(Task details): Below are some entries; state how many of their lines contain the word "this", with nothing else in the reply.

(Source information):

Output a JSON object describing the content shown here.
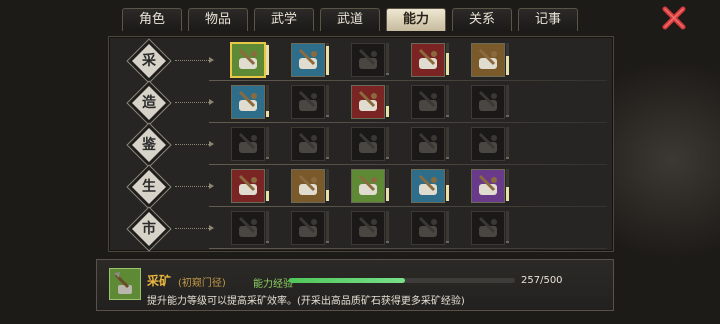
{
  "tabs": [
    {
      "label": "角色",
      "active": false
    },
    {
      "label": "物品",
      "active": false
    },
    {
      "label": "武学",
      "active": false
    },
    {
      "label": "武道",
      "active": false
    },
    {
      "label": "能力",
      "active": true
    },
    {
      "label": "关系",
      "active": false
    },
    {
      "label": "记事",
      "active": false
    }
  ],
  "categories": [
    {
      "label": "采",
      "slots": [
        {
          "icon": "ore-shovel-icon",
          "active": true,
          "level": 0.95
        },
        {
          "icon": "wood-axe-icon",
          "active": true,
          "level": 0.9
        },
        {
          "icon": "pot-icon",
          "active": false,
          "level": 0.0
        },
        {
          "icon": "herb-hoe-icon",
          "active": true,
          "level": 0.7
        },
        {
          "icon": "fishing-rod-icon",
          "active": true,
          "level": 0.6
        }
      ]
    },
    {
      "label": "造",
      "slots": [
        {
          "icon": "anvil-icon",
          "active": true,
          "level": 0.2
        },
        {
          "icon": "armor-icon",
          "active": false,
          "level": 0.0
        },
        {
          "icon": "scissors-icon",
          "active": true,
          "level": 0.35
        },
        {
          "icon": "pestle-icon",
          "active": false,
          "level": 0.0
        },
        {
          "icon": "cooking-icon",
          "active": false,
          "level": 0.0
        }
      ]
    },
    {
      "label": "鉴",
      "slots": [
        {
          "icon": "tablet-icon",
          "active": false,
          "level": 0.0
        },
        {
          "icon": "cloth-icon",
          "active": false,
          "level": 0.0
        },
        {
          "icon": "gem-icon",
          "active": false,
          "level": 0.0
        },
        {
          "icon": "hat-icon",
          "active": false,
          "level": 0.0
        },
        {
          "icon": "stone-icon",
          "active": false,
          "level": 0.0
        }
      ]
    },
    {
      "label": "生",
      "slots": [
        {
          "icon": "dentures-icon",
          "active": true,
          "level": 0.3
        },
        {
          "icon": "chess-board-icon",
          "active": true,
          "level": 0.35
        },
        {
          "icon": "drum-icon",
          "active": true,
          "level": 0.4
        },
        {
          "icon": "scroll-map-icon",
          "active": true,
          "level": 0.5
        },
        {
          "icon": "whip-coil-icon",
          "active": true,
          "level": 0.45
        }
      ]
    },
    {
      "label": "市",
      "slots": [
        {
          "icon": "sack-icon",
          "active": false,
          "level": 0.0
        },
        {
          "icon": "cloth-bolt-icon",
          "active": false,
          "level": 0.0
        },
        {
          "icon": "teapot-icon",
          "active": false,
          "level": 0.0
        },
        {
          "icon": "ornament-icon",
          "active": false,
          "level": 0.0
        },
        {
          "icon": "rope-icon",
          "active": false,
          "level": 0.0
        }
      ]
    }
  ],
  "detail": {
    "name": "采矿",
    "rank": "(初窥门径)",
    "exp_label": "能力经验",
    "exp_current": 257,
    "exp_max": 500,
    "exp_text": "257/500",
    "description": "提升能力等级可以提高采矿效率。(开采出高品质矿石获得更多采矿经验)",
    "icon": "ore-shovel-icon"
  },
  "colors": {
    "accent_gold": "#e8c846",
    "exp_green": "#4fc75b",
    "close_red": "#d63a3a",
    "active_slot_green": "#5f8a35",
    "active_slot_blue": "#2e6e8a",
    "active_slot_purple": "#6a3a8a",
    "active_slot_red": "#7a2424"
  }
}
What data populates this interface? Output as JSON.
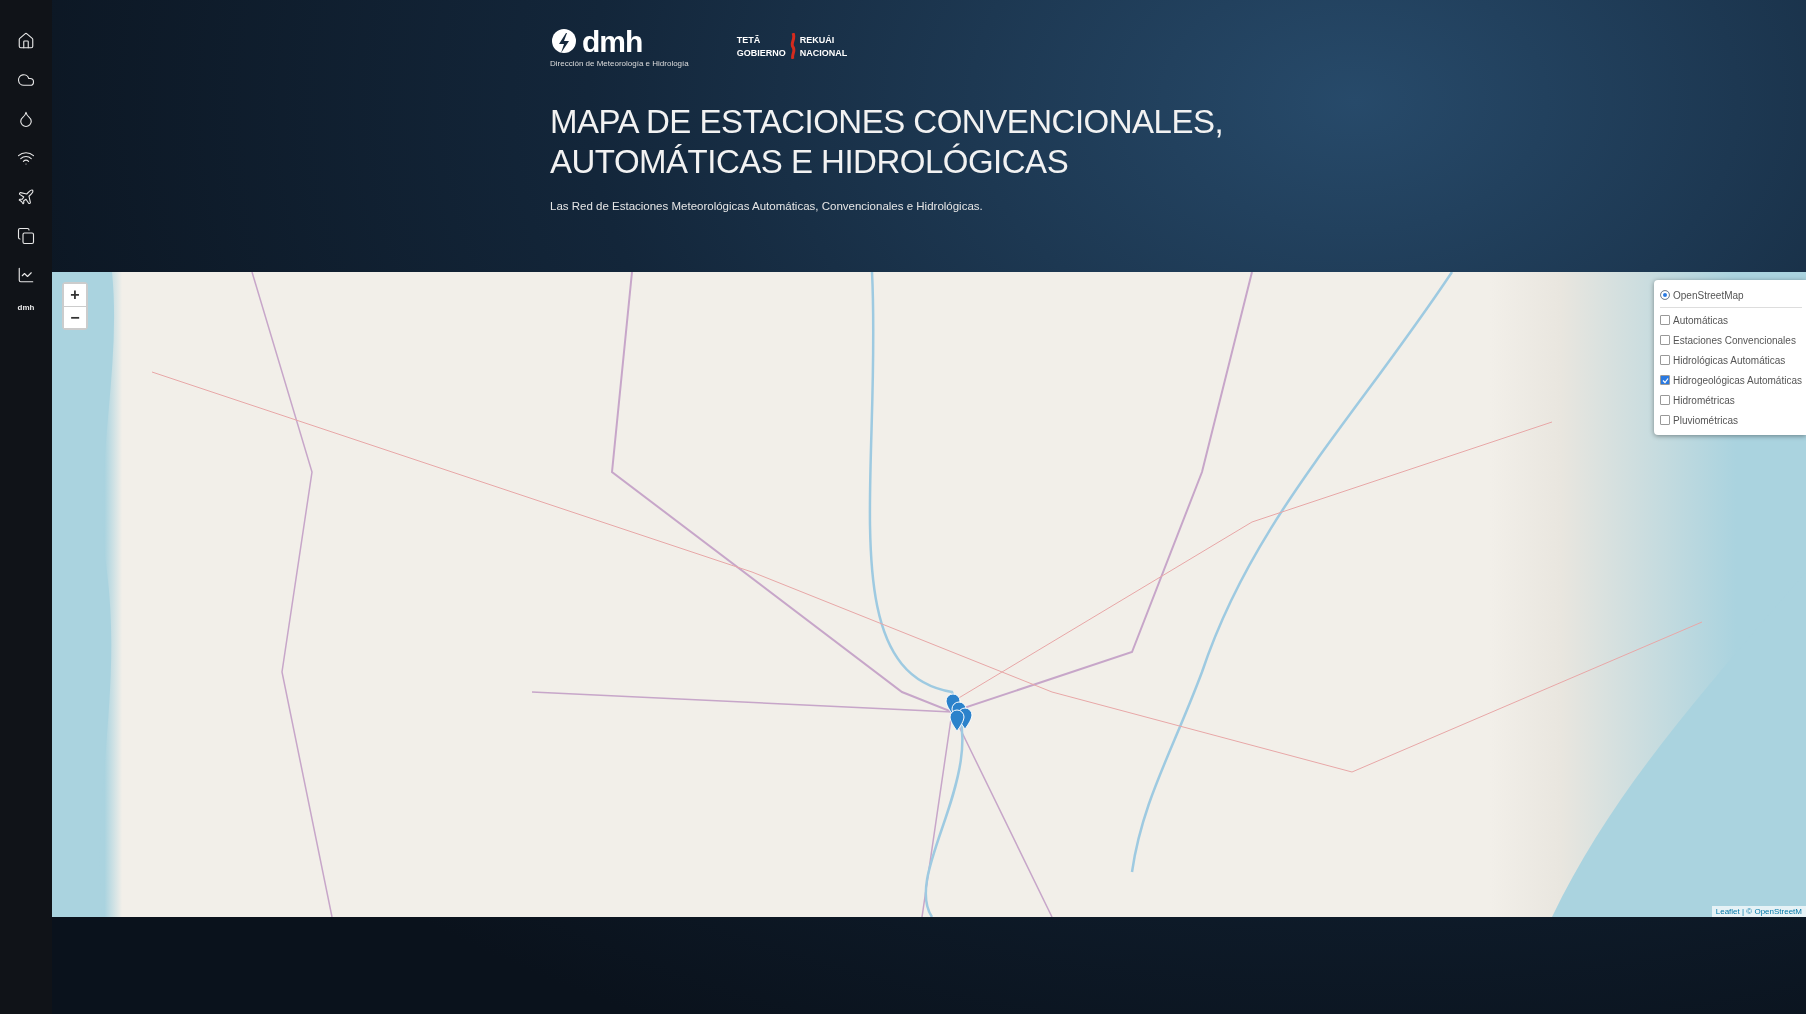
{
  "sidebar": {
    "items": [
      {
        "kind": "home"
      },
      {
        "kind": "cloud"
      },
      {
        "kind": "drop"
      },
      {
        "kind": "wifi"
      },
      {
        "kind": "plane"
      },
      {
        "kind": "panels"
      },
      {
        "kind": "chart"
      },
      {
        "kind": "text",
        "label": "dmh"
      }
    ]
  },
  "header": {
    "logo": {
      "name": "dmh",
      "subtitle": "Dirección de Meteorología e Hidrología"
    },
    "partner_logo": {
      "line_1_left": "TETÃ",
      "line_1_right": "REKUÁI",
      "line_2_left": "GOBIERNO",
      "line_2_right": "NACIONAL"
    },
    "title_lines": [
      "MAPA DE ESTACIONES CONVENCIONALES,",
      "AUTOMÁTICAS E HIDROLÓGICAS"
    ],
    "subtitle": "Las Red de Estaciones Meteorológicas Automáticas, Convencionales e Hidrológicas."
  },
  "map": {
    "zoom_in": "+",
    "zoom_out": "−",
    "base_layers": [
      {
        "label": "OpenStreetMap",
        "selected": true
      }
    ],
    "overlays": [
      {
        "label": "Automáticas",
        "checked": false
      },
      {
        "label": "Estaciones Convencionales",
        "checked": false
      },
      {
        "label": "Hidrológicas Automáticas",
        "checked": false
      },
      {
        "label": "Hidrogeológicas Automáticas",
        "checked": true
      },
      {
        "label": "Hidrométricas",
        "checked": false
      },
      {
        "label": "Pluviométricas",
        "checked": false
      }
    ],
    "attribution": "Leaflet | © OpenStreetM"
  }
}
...
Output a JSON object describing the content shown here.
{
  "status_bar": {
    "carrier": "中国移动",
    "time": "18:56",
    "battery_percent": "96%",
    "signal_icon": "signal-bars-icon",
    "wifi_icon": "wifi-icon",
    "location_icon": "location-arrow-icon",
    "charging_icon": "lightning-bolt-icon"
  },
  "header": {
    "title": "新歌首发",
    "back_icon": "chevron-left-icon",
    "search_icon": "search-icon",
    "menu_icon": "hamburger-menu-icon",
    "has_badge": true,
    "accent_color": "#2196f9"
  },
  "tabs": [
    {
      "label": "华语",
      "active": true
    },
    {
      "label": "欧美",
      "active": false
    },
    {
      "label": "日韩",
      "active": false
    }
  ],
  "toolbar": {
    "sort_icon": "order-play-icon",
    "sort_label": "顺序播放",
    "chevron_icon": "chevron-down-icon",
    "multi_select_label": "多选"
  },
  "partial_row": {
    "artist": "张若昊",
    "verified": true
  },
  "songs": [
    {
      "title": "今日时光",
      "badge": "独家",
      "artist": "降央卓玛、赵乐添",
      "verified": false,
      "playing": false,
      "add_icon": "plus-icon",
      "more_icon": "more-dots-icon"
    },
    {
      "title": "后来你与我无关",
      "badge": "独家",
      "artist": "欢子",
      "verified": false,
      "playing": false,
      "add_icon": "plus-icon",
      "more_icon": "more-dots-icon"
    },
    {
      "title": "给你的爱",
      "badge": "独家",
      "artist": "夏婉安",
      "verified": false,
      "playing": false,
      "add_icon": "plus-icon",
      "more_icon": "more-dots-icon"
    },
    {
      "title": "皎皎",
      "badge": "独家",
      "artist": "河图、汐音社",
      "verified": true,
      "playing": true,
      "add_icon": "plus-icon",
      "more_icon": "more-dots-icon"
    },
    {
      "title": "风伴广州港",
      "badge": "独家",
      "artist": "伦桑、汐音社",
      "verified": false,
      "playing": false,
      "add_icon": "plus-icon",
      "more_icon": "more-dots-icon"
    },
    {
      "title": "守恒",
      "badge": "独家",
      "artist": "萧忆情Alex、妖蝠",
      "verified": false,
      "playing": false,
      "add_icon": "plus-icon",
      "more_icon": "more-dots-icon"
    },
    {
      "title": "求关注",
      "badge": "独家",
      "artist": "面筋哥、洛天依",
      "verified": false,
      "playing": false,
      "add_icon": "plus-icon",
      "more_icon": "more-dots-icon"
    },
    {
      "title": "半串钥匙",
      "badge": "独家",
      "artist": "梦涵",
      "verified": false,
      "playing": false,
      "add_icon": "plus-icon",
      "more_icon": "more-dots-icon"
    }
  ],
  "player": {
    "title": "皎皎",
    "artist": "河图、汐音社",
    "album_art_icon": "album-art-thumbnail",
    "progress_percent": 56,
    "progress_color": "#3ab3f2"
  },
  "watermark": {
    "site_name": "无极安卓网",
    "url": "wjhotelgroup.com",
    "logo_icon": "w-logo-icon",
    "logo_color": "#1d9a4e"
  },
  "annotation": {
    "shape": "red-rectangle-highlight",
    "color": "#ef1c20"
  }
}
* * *
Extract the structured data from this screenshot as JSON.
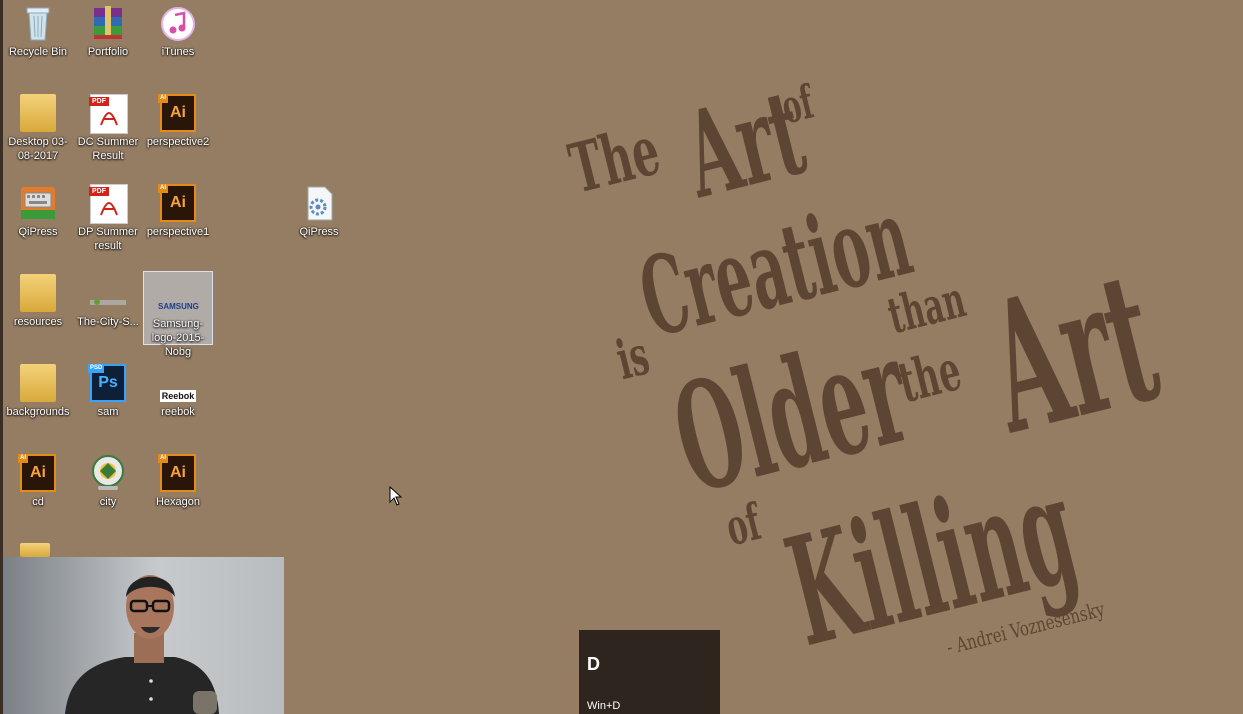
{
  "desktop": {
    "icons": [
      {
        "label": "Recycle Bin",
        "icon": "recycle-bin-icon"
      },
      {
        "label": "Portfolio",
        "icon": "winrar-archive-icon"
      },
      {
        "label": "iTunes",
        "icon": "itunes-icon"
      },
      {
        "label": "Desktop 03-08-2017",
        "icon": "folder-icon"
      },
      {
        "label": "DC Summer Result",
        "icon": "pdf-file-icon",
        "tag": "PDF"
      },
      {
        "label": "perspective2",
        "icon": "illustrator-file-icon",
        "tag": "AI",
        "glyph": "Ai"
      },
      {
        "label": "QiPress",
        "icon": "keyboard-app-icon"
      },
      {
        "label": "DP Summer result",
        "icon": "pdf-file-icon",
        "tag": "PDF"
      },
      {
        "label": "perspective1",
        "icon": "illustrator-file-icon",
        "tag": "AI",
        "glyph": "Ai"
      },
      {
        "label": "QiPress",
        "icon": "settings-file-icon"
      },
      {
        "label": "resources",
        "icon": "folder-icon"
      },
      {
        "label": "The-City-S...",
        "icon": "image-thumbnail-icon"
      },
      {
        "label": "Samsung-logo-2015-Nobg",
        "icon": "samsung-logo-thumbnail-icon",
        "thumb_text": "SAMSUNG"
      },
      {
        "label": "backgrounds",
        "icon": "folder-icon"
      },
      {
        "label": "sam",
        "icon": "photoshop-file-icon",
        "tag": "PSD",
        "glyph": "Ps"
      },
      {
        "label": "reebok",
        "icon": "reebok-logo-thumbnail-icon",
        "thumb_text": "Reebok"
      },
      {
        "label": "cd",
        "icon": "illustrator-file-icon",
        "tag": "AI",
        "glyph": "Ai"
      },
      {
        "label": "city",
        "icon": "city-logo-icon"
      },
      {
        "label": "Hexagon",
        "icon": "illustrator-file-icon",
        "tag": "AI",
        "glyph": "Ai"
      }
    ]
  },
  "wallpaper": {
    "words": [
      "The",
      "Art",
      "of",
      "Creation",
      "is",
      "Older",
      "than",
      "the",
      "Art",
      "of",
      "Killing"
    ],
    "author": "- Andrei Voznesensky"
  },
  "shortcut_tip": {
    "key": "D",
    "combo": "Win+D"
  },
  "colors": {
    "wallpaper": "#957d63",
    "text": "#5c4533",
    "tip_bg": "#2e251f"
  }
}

(Answer below): 2